» INPUT MATERIAL
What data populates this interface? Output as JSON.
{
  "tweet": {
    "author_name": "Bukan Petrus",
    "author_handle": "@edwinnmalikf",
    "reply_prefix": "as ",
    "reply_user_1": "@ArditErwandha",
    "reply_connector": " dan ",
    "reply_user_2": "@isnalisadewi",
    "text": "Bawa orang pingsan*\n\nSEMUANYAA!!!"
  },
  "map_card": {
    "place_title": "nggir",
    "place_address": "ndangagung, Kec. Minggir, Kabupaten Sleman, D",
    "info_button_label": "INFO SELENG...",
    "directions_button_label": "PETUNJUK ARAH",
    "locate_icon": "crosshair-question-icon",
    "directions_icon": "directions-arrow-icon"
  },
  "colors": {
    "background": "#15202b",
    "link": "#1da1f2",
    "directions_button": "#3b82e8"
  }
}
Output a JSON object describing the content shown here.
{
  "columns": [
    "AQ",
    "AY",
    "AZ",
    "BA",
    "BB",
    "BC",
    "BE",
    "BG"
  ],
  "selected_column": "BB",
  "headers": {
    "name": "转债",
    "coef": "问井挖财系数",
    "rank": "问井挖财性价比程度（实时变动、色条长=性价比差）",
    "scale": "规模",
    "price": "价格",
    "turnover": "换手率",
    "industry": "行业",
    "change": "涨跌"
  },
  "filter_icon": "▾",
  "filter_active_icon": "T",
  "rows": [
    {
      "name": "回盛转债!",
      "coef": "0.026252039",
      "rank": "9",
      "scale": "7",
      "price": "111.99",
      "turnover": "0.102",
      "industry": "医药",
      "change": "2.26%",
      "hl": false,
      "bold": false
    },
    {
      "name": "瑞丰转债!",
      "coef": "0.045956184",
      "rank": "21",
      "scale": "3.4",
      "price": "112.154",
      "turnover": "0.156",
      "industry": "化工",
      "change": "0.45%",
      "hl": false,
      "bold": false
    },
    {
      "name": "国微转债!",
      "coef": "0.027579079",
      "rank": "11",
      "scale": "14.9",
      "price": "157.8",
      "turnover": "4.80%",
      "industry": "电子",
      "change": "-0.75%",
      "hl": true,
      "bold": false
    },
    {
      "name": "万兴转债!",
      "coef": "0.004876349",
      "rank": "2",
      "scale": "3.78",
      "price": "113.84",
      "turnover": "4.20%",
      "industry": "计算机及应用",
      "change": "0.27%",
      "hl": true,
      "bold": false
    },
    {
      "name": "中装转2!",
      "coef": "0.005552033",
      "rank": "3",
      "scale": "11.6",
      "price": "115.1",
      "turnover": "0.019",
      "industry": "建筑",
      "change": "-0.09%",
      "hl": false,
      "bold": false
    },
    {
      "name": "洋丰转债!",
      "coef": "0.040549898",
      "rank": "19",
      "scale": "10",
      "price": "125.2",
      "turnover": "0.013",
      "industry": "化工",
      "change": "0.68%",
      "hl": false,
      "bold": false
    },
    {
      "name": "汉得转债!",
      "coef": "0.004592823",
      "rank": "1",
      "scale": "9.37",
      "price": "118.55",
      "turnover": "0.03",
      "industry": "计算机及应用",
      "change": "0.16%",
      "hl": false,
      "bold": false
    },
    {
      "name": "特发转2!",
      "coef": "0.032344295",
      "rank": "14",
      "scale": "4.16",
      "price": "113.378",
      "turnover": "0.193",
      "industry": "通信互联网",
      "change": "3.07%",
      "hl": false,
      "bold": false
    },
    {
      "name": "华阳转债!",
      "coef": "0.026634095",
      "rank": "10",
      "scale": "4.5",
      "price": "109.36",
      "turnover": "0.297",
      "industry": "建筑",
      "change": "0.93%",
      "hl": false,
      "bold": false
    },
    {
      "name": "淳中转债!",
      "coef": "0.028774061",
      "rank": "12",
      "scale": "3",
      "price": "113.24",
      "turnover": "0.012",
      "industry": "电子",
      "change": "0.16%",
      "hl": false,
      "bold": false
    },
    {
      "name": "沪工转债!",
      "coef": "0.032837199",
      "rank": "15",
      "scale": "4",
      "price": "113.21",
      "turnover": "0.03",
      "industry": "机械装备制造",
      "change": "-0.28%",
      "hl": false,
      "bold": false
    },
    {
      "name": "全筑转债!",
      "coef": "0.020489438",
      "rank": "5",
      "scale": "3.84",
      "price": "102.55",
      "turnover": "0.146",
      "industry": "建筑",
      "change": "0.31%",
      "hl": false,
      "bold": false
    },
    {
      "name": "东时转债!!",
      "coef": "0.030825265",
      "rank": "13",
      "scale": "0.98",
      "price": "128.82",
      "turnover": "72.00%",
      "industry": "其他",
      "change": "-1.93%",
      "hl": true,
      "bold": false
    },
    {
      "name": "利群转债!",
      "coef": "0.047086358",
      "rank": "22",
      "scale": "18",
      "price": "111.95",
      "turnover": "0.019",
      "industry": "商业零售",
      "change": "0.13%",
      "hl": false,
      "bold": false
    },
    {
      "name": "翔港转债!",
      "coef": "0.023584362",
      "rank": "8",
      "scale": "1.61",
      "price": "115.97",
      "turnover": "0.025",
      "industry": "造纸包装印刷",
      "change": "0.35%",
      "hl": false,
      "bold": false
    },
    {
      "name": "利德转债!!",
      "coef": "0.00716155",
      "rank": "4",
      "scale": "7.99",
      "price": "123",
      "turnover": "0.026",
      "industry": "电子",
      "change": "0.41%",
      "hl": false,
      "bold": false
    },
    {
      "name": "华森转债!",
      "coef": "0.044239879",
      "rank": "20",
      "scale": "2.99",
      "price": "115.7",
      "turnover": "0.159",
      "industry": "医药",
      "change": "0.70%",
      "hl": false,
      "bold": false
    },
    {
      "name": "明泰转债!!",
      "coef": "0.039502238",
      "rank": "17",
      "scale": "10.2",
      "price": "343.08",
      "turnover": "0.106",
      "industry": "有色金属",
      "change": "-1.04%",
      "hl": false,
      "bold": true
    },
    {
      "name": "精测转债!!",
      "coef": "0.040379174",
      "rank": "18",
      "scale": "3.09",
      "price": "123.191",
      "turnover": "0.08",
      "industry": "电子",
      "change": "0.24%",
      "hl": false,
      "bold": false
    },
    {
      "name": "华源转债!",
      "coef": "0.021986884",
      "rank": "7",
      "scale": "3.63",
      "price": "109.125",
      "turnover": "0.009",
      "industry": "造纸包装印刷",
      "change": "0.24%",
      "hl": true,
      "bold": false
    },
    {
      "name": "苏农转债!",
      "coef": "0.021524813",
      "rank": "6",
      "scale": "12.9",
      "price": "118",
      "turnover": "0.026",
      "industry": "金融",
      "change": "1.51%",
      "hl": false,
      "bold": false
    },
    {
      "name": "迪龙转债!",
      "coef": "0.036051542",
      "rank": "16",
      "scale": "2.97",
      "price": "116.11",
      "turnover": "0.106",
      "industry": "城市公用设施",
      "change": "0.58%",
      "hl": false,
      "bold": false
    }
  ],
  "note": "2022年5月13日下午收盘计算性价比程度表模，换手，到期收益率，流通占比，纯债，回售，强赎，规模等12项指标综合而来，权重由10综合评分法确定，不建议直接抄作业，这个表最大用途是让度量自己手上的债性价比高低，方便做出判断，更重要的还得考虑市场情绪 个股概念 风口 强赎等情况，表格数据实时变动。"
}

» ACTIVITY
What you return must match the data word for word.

» THE ANSWER
What data populates this interface? Output as JSON.
{
  "tweet": {
    "author_name": "Bukan Petrus",
    "author_handle": "@edwinnmalikf",
    "reply_prefix": "as ",
    "reply_user_1": "@ArditErwandha",
    "reply_connector": " dan ",
    "reply_user_2": "@isnalisadewi",
    "text": "Bawa orang pingsan*\n\nSEMUANYAA!!!"
  },
  "map_card": {
    "place_title": "nggir",
    "place_address": "ndangagung, Kec. Minggir, Kabupaten Sleman, D",
    "info_button_label": "INFO SELENG...",
    "directions_button_label": "PETUNJUK ARAH",
    "locate_icon": "crosshair-question-icon",
    "directions_icon": "directions-arrow-icon"
  },
  "colors": {
    "background": "#15202b",
    "link": "#1da1f2",
    "directions_button": "#3b82e8"
  }
}
Output a JSON object describing the content shown here.
{
  "columns": [
    "AQ",
    "AY",
    "AZ",
    "BA",
    "BB",
    "BC",
    "BE",
    "BG"
  ],
  "selected_column": "BB",
  "headers": {
    "name": "转债",
    "coef": "问井挖财系数",
    "rank": "问井挖财性价比程度（实时变动、色条长=性价比差）",
    "scale": "规模",
    "price": "价格",
    "turnover": "换手率",
    "industry": "行业",
    "change": "涨跌"
  },
  "filter_icon": "▾",
  "filter_active_icon": "T",
  "rows": [
    {
      "name": "回盛转债!",
      "coef": "0.026252039",
      "rank": "9",
      "scale": "7",
      "price": "111.99",
      "turnover": "0.102",
      "industry": "医药",
      "change": "2.26%",
      "hl": false,
      "bold": false
    },
    {
      "name": "瑞丰转债!",
      "coef": "0.045956184",
      "rank": "21",
      "scale": "3.4",
      "price": "112.154",
      "turnover": "0.156",
      "industry": "化工",
      "change": "0.45%",
      "hl": false,
      "bold": false
    },
    {
      "name": "国微转债!",
      "coef": "0.027579079",
      "rank": "11",
      "scale": "14.9",
      "price": "157.8",
      "turnover": "4.80%",
      "industry": "电子",
      "change": "-0.75%",
      "hl": true,
      "bold": false
    },
    {
      "name": "万兴转债!",
      "coef": "0.004876349",
      "rank": "2",
      "scale": "3.78",
      "price": "113.84",
      "turnover": "4.20%",
      "industry": "计算机及应用",
      "change": "0.27%",
      "hl": true,
      "bold": false
    },
    {
      "name": "中装转2!",
      "coef": "0.005552033",
      "rank": "3",
      "scale": "11.6",
      "price": "115.1",
      "turnover": "0.019",
      "industry": "建筑",
      "change": "-0.09%",
      "hl": false,
      "bold": false
    },
    {
      "name": "洋丰转债!",
      "coef": "0.040549898",
      "rank": "19",
      "scale": "10",
      "price": "125.2",
      "turnover": "0.013",
      "industry": "化工",
      "change": "0.68%",
      "hl": false,
      "bold": false
    },
    {
      "name": "汉得转债!",
      "coef": "0.004592823",
      "rank": "1",
      "scale": "9.37",
      "price": "118.55",
      "turnover": "0.03",
      "industry": "计算机及应用",
      "change": "0.16%",
      "hl": false,
      "bold": false
    },
    {
      "name": "特发转2!",
      "coef": "0.032344295",
      "rank": "14",
      "scale": "4.16",
      "price": "113.378",
      "turnover": "0.193",
      "industry": "通信互联网",
      "change": "3.07%",
      "hl": false,
      "bold": false
    },
    {
      "name": "华阳转债!",
      "coef": "0.026634095",
      "rank": "10",
      "scale": "4.5",
      "price": "109.36",
      "turnover": "0.297",
      "industry": "建筑",
      "change": "0.93%",
      "hl": false,
      "bold": false
    },
    {
      "name": "淳中转债!",
      "coef": "0.028774061",
      "rank": "12",
      "scale": "3",
      "price": "113.24",
      "turnover": "0.012",
      "industry": "电子",
      "change": "0.16%",
      "hl": false,
      "bold": false
    },
    {
      "name": "沪工转债!",
      "coef": "0.032837199",
      "rank": "15",
      "scale": "4",
      "price": "113.21",
      "turnover": "0.03",
      "industry": "机械装备制造",
      "change": "-0.28%",
      "hl": false,
      "bold": false
    },
    {
      "name": "全筑转债!",
      "coef": "0.020489438",
      "rank": "5",
      "scale": "3.84",
      "price": "102.55",
      "turnover": "0.146",
      "industry": "建筑",
      "change": "0.31%",
      "hl": false,
      "bold": false
    },
    {
      "name": "东时转债!!",
      "coef": "0.030825265",
      "rank": "13",
      "scale": "0.98",
      "price": "128.82",
      "turnover": "72.00%",
      "industry": "其他",
      "change": "-1.93%",
      "hl": true,
      "bold": false
    },
    {
      "name": "利群转债!",
      "coef": "0.047086358",
      "rank": "22",
      "scale": "18",
      "price": "111.95",
      "turnover": "0.019",
      "industry": "商业零售",
      "change": "0.13%",
      "hl": false,
      "bold": false
    },
    {
      "name": "翔港转债!",
      "coef": "0.023584362",
      "rank": "8",
      "scale": "1.61",
      "price": "115.97",
      "turnover": "0.025",
      "industry": "造纸包装印刷",
      "change": "0.35%",
      "hl": false,
      "bold": false
    },
    {
      "name": "利德转债!!",
      "coef": "0.00716155",
      "rank": "4",
      "scale": "7.99",
      "price": "123",
      "turnover": "0.026",
      "industry": "电子",
      "change": "0.41%",
      "hl": false,
      "bold": false
    },
    {
      "name": "华森转债!",
      "coef": "0.044239879",
      "rank": "20",
      "scale": "2.99",
      "price": "115.7",
      "turnover": "0.159",
      "industry": "医药",
      "change": "0.70%",
      "hl": false,
      "bold": false
    },
    {
      "name": "明泰转债!!",
      "coef": "0.039502238",
      "rank": "17",
      "scale": "10.2",
      "price": "343.08",
      "turnover": "0.106",
      "industry": "有色金属",
      "change": "-1.04%",
      "hl": false,
      "bold": true
    },
    {
      "name": "精测转债!!",
      "coef": "0.040379174",
      "rank": "18",
      "scale": "3.09",
      "price": "123.191",
      "turnover": "0.08",
      "industry": "电子",
      "change": "0.24%",
      "hl": false,
      "bold": false
    },
    {
      "name": "华源转债!",
      "coef": "0.021986884",
      "rank": "7",
      "scale": "3.63",
      "price": "109.125",
      "turnover": "0.009",
      "industry": "造纸包装印刷",
      "change": "0.24%",
      "hl": true,
      "bold": false
    },
    {
      "name": "苏农转债!",
      "coef": "0.021524813",
      "rank": "6",
      "scale": "12.9",
      "price": "118",
      "turnover": "0.026",
      "industry": "金融",
      "change": "1.51%",
      "hl": false,
      "bold": false
    },
    {
      "name": "迪龙转债!",
      "coef": "0.036051542",
      "rank": "16",
      "scale": "2.97",
      "price": "116.11",
      "turnover": "0.106",
      "industry": "城市公用设施",
      "change": "0.58%",
      "hl": false,
      "bold": false
    }
  ],
  "note": "2022年5月13日下午收盘计算性价比程度表模，换手，到期收益率，流通占比，纯债，回售，强赎，规模等12项指标综合而来，权重由10综合评分法确定，不建议直接抄作业，这个表最大用途是让度量自己手上的债性价比高低，方便做出判断，更重要的还得考虑市场情绪 个股概念 风口 强赎等情况，表格数据实时变动。"
}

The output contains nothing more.